Everyday Tatra heard protests about many different things: enforcing the laws more properly, changing the laws so that there were only one child per household, exiling the criminals and thieves to Fahren or Autozam and destroying the prisons (there was even one party who demanded that all criminals and thieves were to be put to death no matter how small the offense), banning immigrants and tourists from Chizeta altogether, lessening the taxes for the poor and raising the taxes for the rich, and so much more.

And everyday, Tatra would report this to her parents.

Her mother and father, the rulers of Chizeta, were concerned about their people like all good rulers should. In the society of Chizeta, the two main concerns were the bitterness between the rich and poor and overpopulation. Always, Tatra's mother and father would try their absolute best to meet the demands of the people of Chizeta as reasonably as possible.

Tarta always tried to come up ideas every night. She was only the younger princess, so Tarta could only make suggestions. Their mother and father always listened, but they never followed the plans, which made Tarta upset but only the more determined to find a different approach to things.

Tatra pitied her younger sister. She always tried so hard to please their mother and father.

Tatra offered to take Tarta with her outside of the palace walls, but since there were officials visiting from Autozam, Tarta refused. The poor girl was so wrapped up in the politics of the country lately that Tatra could hardly remember the last time she had real fun.

Dressing up as a commoner was easier than one would think; all Tatra had to do was dress in darker garments than she normally wear and discard her jewelry, and to use for a semi-decent disguise (since hardly anybody has ever seen a member of the royal family), she put her hair up in a simple ponytail. Since her hair was so long and bushy, she always felt uncomfortable, so she always kept her hair down inside of the palace. Another method she use was to change her name to Dacia.

It's not often that she ever used the name, but it was always a nice thing to fall back on.

As it always was during the dry season in Chizeta, the noon sun scorched the land so that the heat seemed to rise from the ground rather than shining to the earth. It was difficult to look around without squinting, but Tatra managed without the use of any sort of visor. Such luxurious items were for the nobles, and Tatra wanted to pass as a middle-class citizen as much as she possibly could.
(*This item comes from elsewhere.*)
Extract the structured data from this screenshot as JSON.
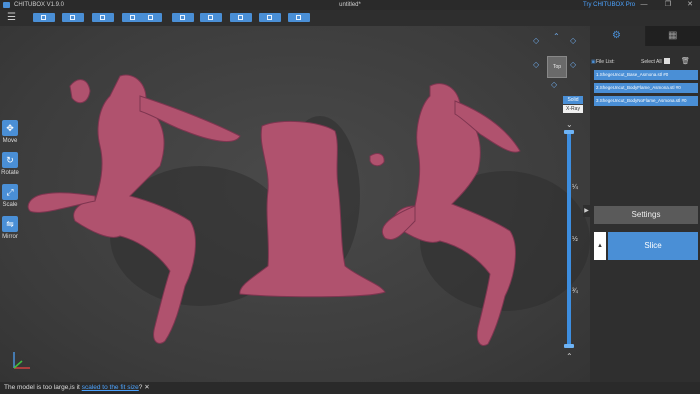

Tatra wandered the streets that were bustling with people going to and fro for a preferred item. Her only job was to be aloof and grab snippets of conversations from random people--it was the only way she could discover the true concerns of the people of Chizeta.

She paused in front of a tea leaves booth. It was really the only shop she enjoyed herself and felt was worthwhile to stop by; at all other booths, she would pretend to be interested in what she was looking at and eavesdrop.

Through that, she has learned a lot about her own country as well as the other three countries, Autozam, Fahren, and Cephiro, although she knew less about Cephiro than she did about Fahren and especially Autozam.

Part of her knowing a lot about Autozam came from her parents, who were trying to create a treaty with the president of the country, Chrysler Vision. He wasn't the one visiting; the vice president, Daihatsu Sirion, was in the country as well as some other military people.

"Dacia!" the shopkeeper cried excitedly. "It's good to see you again!"

"I came by yesterday," Tatra answered politely and cheerfully. "Ne, do you have any imports?"

The shopkeeper shook his head. "Not today. You know how Autozam can be sometimes: paranoid. I do have some homegrown leaves if you're interested."

"Do you have any solara?" asked Tatra.

"Of course!"

As the shopkeeper went underneath the booth to dig out Tatra's--or, rather, Dacia's--favorite flavor of tea, she couldn't help but notice two conspicuous Autozam military officials in front of the neighboring food shop.